There's a significant debate going on in the hackerspace/maker community over acceptance of funding from DARPA, the research organization of the US Department of Defense to underwrite the creation of high school makerspaces.
The 'Yes' side of the argument is personified by Dale Dougherty, the founder of MAKE Magazine and Maker Faire, while Mitch Altman, a pioneer in the hacker/maker movement, is vehemently opposed to the point that he is actively boycotting Maker Faires and related activities.
Both sides of the debate are presented in detail by both Dougherty and Altman in the "Makerspaces & the Military" segment on this week's episode of Spark.
For those not already familiar with the excellent programming by Spark, it's a regular 'radio' broadcast (also available via podcast) produced by the CBC. Spark's charter is to create "An ongoing conversation about technology and culture."
Last week I visited the iheartengineering headquarters in Brooklyn and was surprised to find that they have managed to build a rapidly expanding business around the print-on-demand model and unique product designs.
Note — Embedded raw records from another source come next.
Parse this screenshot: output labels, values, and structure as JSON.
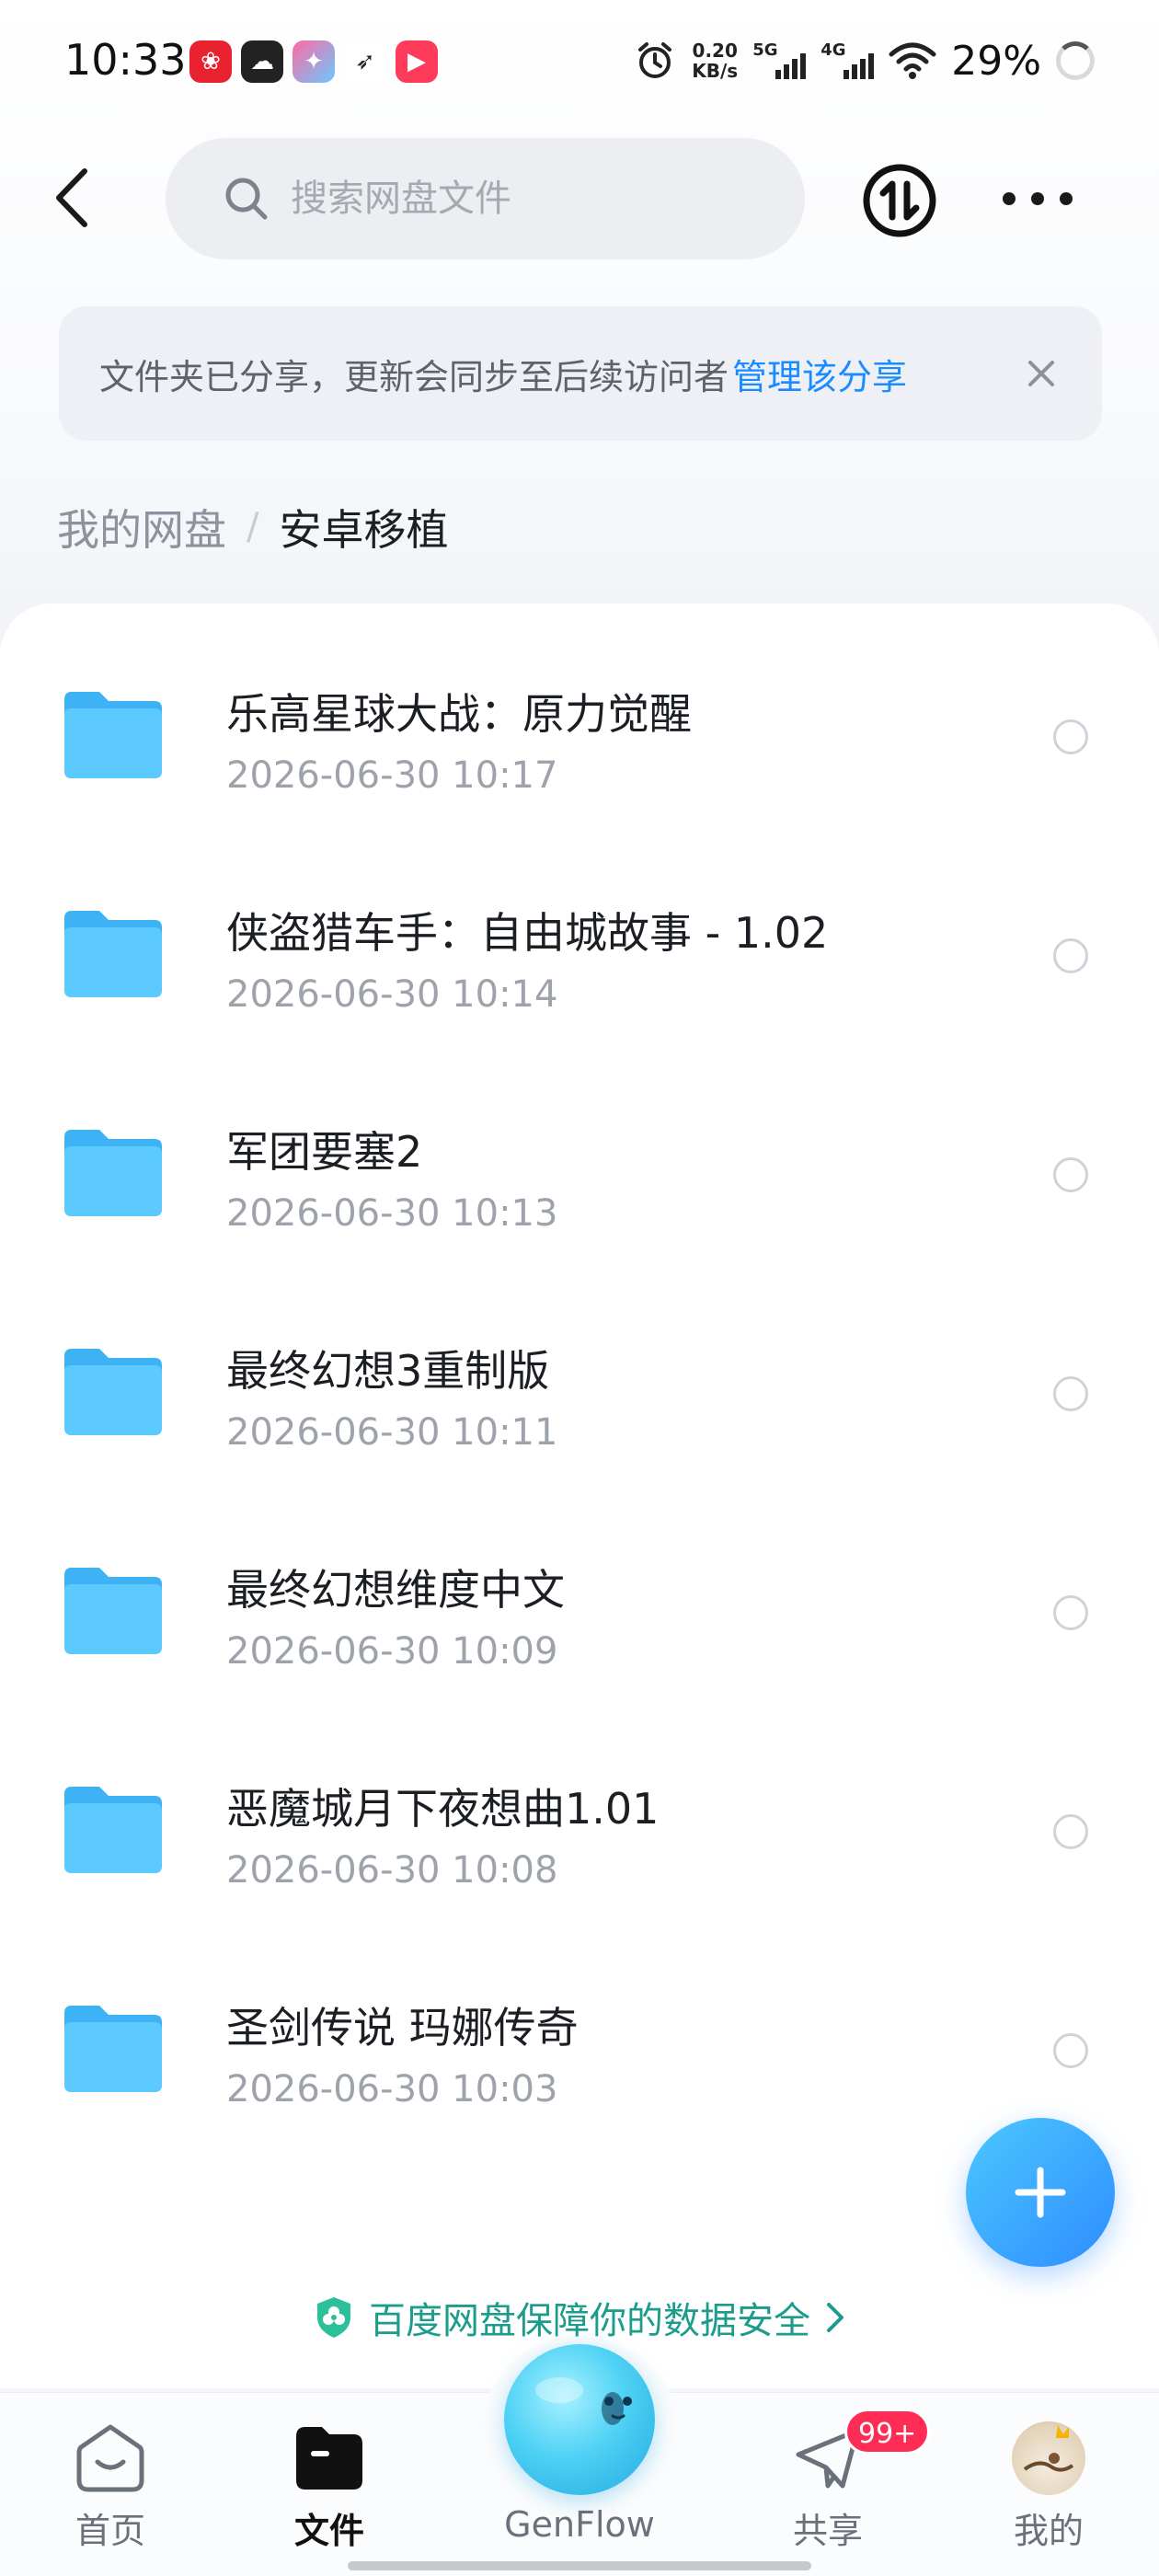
{
  "status_bar": {
    "time": "10:33",
    "net_speed_value": "0.20",
    "net_speed_unit": "KB/s",
    "sim1": "5G",
    "sim2": "4G",
    "battery": "29%"
  },
  "header": {
    "search_placeholder": "搜索网盘文件"
  },
  "banner": {
    "text": "文件夹已分享，更新会同步至后续访问者",
    "link": "管理该分享"
  },
  "breadcrumb": {
    "root": "我的网盘",
    "separator": "/",
    "current": "安卓移植"
  },
  "files": [
    {
      "name": "乐高星球大战：原力觉醒",
      "date": "2026-06-30  10:17"
    },
    {
      "name": "侠盗猎车手：自由城故事 - 1.02",
      "date": "2026-06-30  10:14"
    },
    {
      "name": "军团要塞2",
      "date": "2026-06-30  10:13"
    },
    {
      "name": "最终幻想3重制版",
      "date": "2026-06-30  10:11"
    },
    {
      "name": "最终幻想维度中文",
      "date": "2026-06-30  10:09"
    },
    {
      "name": "恶魔城月下夜想曲1.01",
      "date": "2026-06-30  10:08"
    },
    {
      "name": "圣剑传说 玛娜传奇",
      "date": "2026-06-30  10:03"
    }
  ],
  "security": {
    "text": "百度网盘保障你的数据安全"
  },
  "nav": {
    "home": "首页",
    "files": "文件",
    "genflow": "GenFlow",
    "share": "共享",
    "share_badge": "99+",
    "mine": "我的"
  },
  "colors": {
    "accent": "#1a8cff",
    "security_green": "#1c9d8c",
    "badge_red": "#ff2d55",
    "folder_blue": "#5cc9ff"
  }
}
Besides their abundant creativity, the heart of their business is a first generation MakerBot 3D printer that manufactures parts as orders come in the door (or over the internet).
It's not unusual for them to keep the printer running for hours, and sometimes days, at a time when orders peak. They've developed some special techniques for producing large parts with some unique fill patterns that I will post more about later.
Most important, the work, and the business model, that iheartengineering is pioneering convinced me that all the buzz about 3D printing generating a rebirth of manufacturing and creativity in the U.S. is much more than just hype. It is a practical and achievable goal, one that may soon be a reality for a growing number of start-ups.
’Affordable 3d Printers Hit The Market…? (Video)’ continues
I've always wanted to build a R/C helicopter but thought that the technology and learning curve would be much more than I could squeeze into my limited schedule and budget. Tuesday night, Randy MacKay and Jiro Hattori totally blew me away and evaporated all my misconceptions.
They visited Tokyo Hackerspace and were kind enough to share the work that they have done with Arduino based drone helicopters, based on open source software and hardware designs from DIY Drones.
I'm so incredibly jealous. Lady Ada over at AdaFruit Industries has all these great toys to play and experiment with, and she's figured out how to do it while enriching all of our hacker lives and making a little money to find more great stuff.
The 'toy' that triggered this post for me is some conductive rubber stretch cord that acts as a sensor. It's like being able to pull on the end of a resistor and have it's characteristics change linearly as it gets longer and shorter. Way cool! And it is incredibly cheap. She's priced it at less than ten dollars for a full meter and even includes a pair of alligator clips and a 10k resistor. Science teachers, for example, could dice it up and have enough for each student to have a piece for experiments.
The only drawback that I can see is that the sensor takes a little while to recover after being stretched, though I guess that could be compensated for in some applications by using two sensors in opposition.
As usual, the AdaFruit website has a great related tutorial page so you can learn while having fun.